Segment Start: RAW DATA
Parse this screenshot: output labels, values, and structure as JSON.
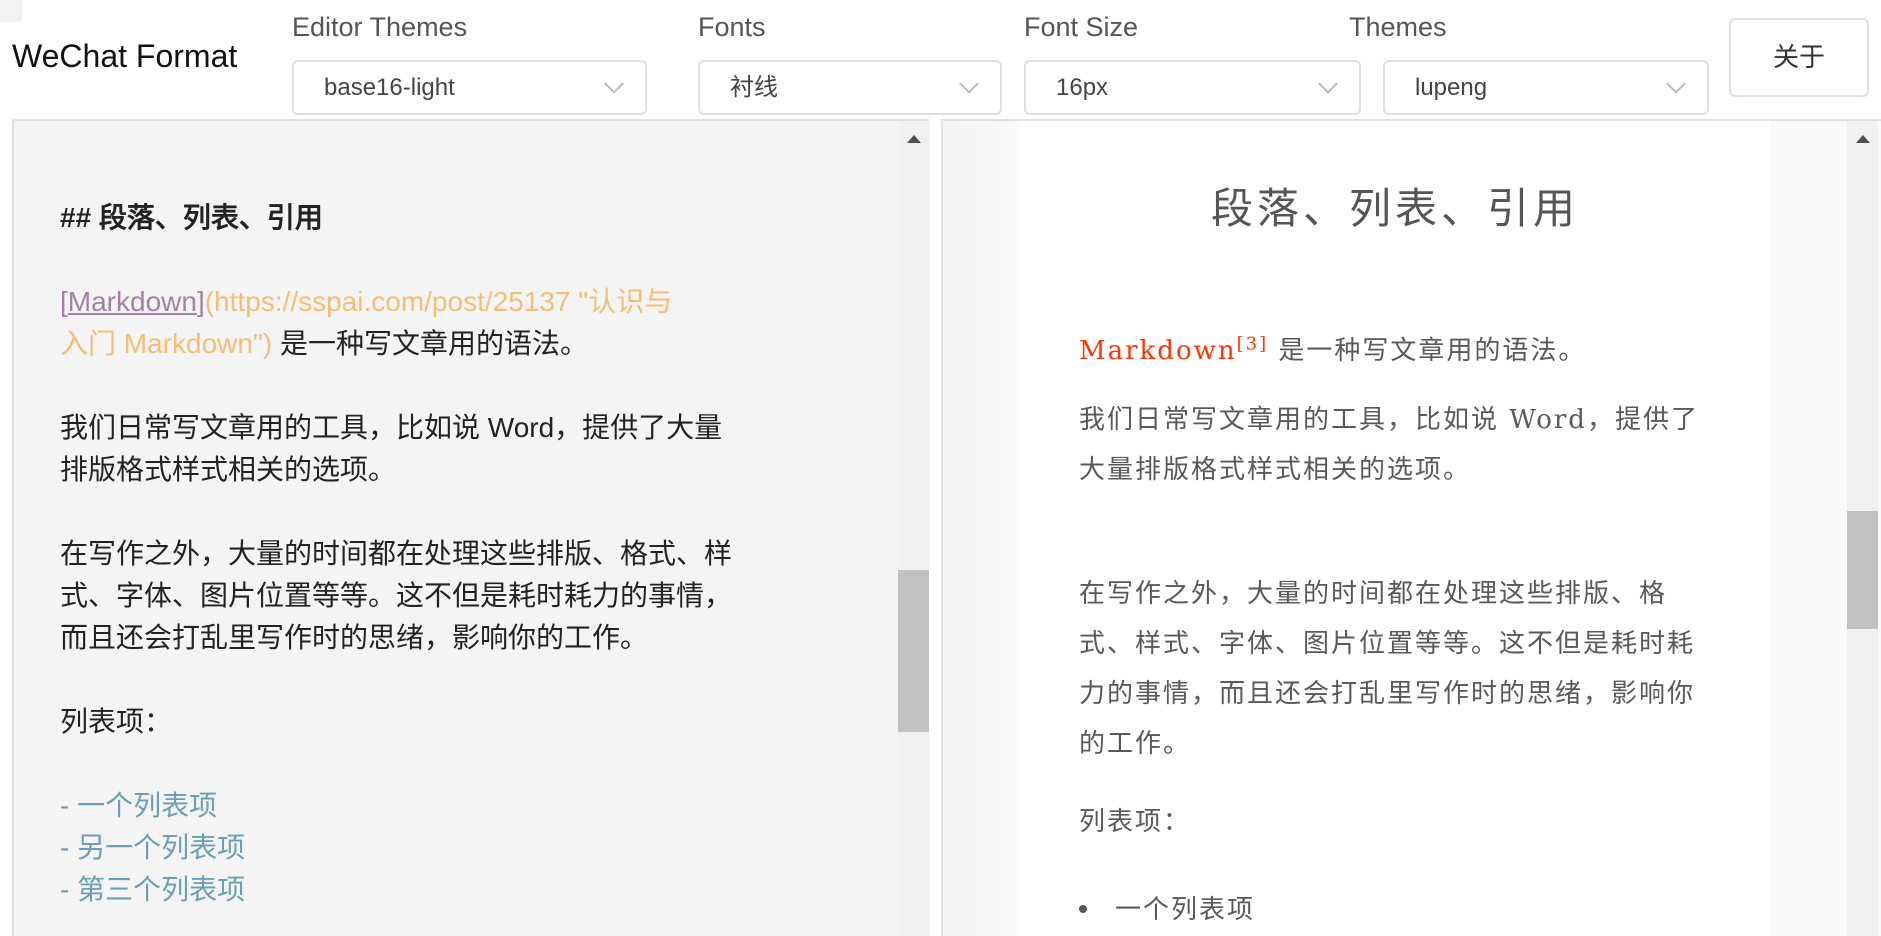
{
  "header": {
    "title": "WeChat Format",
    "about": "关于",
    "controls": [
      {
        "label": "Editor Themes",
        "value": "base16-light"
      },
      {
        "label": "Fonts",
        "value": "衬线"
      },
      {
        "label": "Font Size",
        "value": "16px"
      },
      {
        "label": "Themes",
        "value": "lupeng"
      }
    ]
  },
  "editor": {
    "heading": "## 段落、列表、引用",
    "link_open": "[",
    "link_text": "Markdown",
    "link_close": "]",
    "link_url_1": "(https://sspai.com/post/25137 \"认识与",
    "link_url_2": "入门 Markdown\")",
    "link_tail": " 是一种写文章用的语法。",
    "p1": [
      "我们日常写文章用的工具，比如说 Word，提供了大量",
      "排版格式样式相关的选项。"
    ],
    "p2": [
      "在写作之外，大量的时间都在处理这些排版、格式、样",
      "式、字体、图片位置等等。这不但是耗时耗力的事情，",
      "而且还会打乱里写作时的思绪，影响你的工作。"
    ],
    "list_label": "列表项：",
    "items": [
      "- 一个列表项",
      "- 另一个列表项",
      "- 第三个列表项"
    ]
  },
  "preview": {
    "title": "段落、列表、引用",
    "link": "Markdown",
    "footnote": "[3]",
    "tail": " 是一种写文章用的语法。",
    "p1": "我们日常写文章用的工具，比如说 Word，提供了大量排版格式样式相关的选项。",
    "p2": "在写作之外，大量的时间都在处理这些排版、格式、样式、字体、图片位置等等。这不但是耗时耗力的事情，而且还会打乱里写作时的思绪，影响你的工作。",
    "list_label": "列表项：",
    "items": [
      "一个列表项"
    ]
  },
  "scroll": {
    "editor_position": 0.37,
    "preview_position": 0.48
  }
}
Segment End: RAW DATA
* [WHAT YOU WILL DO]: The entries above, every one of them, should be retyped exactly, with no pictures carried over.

* [SOLUTION TO THIS EXERCISE]:
Parse this screenshot: output labels, values, and structure as JSON.
{
  "header": {
    "title": "WeChat Format",
    "about": "关于",
    "controls": [
      {
        "label": "Editor Themes",
        "value": "base16-light"
      },
      {
        "label": "Fonts",
        "value": "衬线"
      },
      {
        "label": "Font Size",
        "value": "16px"
      },
      {
        "label": "Themes",
        "value": "lupeng"
      }
    ]
  },
  "editor": {
    "heading": "## 段落、列表、引用",
    "link_open": "[",
    "link_text": "Markdown",
    "link_close": "]",
    "link_url_1": "(https://sspai.com/post/25137 \"认识与",
    "link_url_2": "入门 Markdown\")",
    "link_tail": " 是一种写文章用的语法。",
    "p1": [
      "我们日常写文章用的工具，比如说 Word，提供了大量",
      "排版格式样式相关的选项。"
    ],
    "p2": [
      "在写作之外，大量的时间都在处理这些排版、格式、样",
      "式、字体、图片位置等等。这不但是耗时耗力的事情，",
      "而且还会打乱里写作时的思绪，影响你的工作。"
    ],
    "list_label": "列表项：",
    "items": [
      "- 一个列表项",
      "- 另一个列表项",
      "- 第三个列表项"
    ]
  },
  "preview": {
    "title": "段落、列表、引用",
    "link": "Markdown",
    "footnote": "[3]",
    "tail": " 是一种写文章用的语法。",
    "p1": "我们日常写文章用的工具，比如说 Word，提供了大量排版格式样式相关的选项。",
    "p2": "在写作之外，大量的时间都在处理这些排版、格式、样式、字体、图片位置等等。这不但是耗时耗力的事情，而且还会打乱里写作时的思绪，影响你的工作。",
    "list_label": "列表项：",
    "items": [
      "一个列表项"
    ]
  },
  "scroll": {
    "editor_position": 0.37,
    "preview_position": 0.48
  }
}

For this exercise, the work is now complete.